At 35 and at the backend of what could be a hall-of-fame career, Gasol will always appreciate the experience that trade has given him – finally winning a ring and having a chance to compete for another before becoming a free agent during the offseason – but that doesn’t change the way he feels about his time in Memphis.

"All of our memories are there," said Gasol, who will have his No. 33 hanging in the rafters of FedEx Forum one day. "You don’t erase all that just because you move and have to work somewhere else."

Gasol was a Grizzlies fan before he put on the jersey and he remains one even after exchanging it for a Raptors uniform. He still follows the team, keeps in touch with his former teammates, and is proud of what this next generation is building and how quickly it’s coming together.

This Memphis club, which wasn’t expected to compete for the playoffs this year, is holding onto the eighth seed in the West. They’re a half game ahead of streaking Portland and, at minimum, should have a chance to earn their spot through the play-in tournament. Friday’s contest – and each one after that – will be crucial for them.

Gasol remembers his early years in Memphis, establishing an identity with Mike Conley, Zach Randolph and Tony Allen, and he can see this next group doing something similar.

Meanwhile, many of those qualities that made those old Grit and Grind Grizzlies teams so good, are also characteristics the defending champion Raptors currently possess.

"It was a team effort," Gasol said of those old Memphis teams. "Everyone that was brought in, they understood what it was about and how we were going to play and approach each and every single game. That’s just the way we worked. We were never afraid of anybody. Didn’t matter how many national TV games [we got], it didn’t matter how many lobs [you threw] or MVPs you had. You had to come and not only beat us but beat us down. We would not give up, ever."

"It’s not a coincidence that he's a part of both groups," said Fred VanVleet. "He's a big part of what we do here and he makes a lot of things possible. I don't know if he cares that much about praise but I'm lucky to play with him and I know he's helped my career tremendously."

It’s unclear when Gasol will finally make his return to Memphis as a visiting player, or if he’ll even be with the Raptors when he does.

He’s disappointed that Friday’s game can’t be played in the city he calls his second home, or in front of the fans that have meant so much to him and his family, but he also admits that it wouldn’t have been easy for him if it were.

"I’m somebody that really locks in to play and it’s not easy to say hello to all the ushers and all the people who work around the team and then try to execute the game plan and beat the other team," Gasol said. "It’s not as simple as it seems. There are a lot of emotions. I’m very business-like when it comes to playing and I would not like all the [attention] before a game. I like to just go there and play the game, win and then we can chitchat."

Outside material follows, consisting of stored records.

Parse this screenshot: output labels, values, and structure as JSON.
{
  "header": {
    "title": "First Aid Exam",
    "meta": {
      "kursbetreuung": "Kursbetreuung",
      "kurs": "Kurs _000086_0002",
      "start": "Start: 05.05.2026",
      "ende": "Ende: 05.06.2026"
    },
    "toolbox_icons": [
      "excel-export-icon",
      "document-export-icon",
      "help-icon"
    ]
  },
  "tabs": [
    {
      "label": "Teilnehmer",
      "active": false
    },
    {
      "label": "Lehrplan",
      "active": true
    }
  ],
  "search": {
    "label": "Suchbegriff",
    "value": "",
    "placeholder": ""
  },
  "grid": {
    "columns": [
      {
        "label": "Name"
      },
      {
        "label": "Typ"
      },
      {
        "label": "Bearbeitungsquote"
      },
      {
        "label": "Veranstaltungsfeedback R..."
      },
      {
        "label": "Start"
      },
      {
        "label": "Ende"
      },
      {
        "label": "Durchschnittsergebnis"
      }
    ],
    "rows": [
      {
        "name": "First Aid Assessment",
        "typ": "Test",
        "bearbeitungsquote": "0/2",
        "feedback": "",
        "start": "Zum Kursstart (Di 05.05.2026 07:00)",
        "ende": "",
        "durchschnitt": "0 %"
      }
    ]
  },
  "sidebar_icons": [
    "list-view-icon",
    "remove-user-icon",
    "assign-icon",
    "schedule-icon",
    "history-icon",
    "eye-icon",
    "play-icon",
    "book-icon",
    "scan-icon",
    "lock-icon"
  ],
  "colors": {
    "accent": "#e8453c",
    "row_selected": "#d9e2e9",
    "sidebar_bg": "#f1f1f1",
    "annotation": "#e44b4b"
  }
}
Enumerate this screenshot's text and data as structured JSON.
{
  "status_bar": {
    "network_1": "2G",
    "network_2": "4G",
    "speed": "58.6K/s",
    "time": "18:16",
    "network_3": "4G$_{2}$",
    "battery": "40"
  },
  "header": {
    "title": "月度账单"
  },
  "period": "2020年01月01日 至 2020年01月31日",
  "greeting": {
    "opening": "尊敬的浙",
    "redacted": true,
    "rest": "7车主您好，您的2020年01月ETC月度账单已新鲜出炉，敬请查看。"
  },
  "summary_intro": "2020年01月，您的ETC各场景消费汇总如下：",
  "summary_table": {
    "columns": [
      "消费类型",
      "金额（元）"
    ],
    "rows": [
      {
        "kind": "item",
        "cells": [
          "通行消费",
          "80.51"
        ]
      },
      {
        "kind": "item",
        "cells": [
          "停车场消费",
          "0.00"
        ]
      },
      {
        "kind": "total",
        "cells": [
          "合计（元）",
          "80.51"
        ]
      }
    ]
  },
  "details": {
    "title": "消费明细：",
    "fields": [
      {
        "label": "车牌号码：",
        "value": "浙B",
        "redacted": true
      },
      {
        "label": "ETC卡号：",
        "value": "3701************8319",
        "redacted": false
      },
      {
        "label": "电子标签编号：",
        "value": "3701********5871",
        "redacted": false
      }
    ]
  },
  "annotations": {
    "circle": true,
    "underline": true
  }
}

"Obviously it's a little bittersweet that we couldn't play in the city of Memphis, to get [him] that love and feel that love from the fans," VanVleet said. "But I'm sure he'll be happy to see some familiar faces and a lot of the people that he spent a lot of time with over the years. [We’re] talking about one of the biggest staples for a city and for a franchises over the last 10 or so years."​